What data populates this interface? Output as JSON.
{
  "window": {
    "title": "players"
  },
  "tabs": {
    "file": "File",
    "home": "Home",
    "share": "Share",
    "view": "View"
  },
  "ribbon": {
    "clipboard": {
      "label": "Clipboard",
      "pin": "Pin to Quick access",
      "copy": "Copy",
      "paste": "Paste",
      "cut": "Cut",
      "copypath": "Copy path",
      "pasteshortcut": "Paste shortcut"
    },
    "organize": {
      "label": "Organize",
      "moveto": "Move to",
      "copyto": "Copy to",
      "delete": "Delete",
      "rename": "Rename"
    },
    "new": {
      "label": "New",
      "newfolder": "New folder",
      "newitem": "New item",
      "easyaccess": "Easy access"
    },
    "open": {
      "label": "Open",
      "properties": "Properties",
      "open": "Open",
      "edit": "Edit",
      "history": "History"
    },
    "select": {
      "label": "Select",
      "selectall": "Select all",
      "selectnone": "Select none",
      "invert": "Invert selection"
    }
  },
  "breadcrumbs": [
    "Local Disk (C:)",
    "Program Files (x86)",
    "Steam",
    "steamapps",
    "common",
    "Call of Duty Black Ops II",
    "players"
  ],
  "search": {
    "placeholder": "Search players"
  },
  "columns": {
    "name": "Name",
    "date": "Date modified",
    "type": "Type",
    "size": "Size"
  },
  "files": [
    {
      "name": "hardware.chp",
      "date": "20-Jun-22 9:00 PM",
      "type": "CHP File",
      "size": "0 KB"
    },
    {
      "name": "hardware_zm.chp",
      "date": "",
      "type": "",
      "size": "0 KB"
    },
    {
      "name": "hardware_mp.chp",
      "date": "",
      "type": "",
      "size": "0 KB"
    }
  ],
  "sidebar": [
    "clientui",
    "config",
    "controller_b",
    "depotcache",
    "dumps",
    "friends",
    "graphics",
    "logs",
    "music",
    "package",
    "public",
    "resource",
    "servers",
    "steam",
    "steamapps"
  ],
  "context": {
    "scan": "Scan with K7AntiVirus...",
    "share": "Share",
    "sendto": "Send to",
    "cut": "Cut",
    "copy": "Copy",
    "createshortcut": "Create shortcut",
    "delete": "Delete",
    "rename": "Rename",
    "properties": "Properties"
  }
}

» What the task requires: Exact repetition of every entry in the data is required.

» Task output:
What data populates this interface? Output as JSON.
{
  "window": {
    "title": "players"
  },
  "tabs": {
    "file": "File",
    "home": "Home",
    "share": "Share",
    "view": "View"
  },
  "ribbon": {
    "clipboard": {
      "label": "Clipboard",
      "pin": "Pin to Quick access",
      "copy": "Copy",
      "paste": "Paste",
      "cut": "Cut",
      "copypath": "Copy path",
      "pasteshortcut": "Paste shortcut"
    },
    "organize": {
      "label": "Organize",
      "moveto": "Move to",
      "copyto": "Copy to",
      "delete": "Delete",
      "rename": "Rename"
    },
    "new": {
      "label": "New",
      "newfolder": "New folder",
      "newitem": "New item",
      "easyaccess": "Easy access"
    },
    "open": {
      "label": "Open",
      "properties": "Properties",
      "open": "Open",
      "edit": "Edit",
      "history": "History"
    },
    "select": {
      "label": "Select",
      "selectall": "Select all",
      "selectnone": "Select none",
      "invert": "Invert selection"
    }
  },
  "breadcrumbs": [
    "Local Disk (C:)",
    "Program Files (x86)",
    "Steam",
    "steamapps",
    "common",
    "Call of Duty Black Ops II",
    "players"
  ],
  "search": {
    "placeholder": "Search players"
  },
  "columns": {
    "name": "Name",
    "date": "Date modified",
    "type": "Type",
    "size": "Size"
  },
  "files": [
    {
      "name": "hardware.chp",
      "date": "20-Jun-22 9:00 PM",
      "type": "CHP File",
      "size": "0 KB"
    },
    {
      "name": "hardware_zm.chp",
      "date": "",
      "type": "",
      "size": "0 KB"
    },
    {
      "name": "hardware_mp.chp",
      "date": "",
      "type": "",
      "size": "0 KB"
    }
  ],
  "sidebar": [
    "clientui",
    "config",
    "controller_b",
    "depotcache",
    "dumps",
    "friends",
    "graphics",
    "logs",
    "music",
    "package",
    "public",
    "resource",
    "servers",
    "steam",
    "steamapps"
  ],
  "context": {
    "scan": "Scan with K7AntiVirus...",
    "share": "Share",
    "sendto": "Send to",
    "cut": "Cut",
    "copy": "Copy",
    "createshortcut": "Create shortcut",
    "delete": "Delete",
    "rename": "Rename",
    "properties": "Properties"
  }
}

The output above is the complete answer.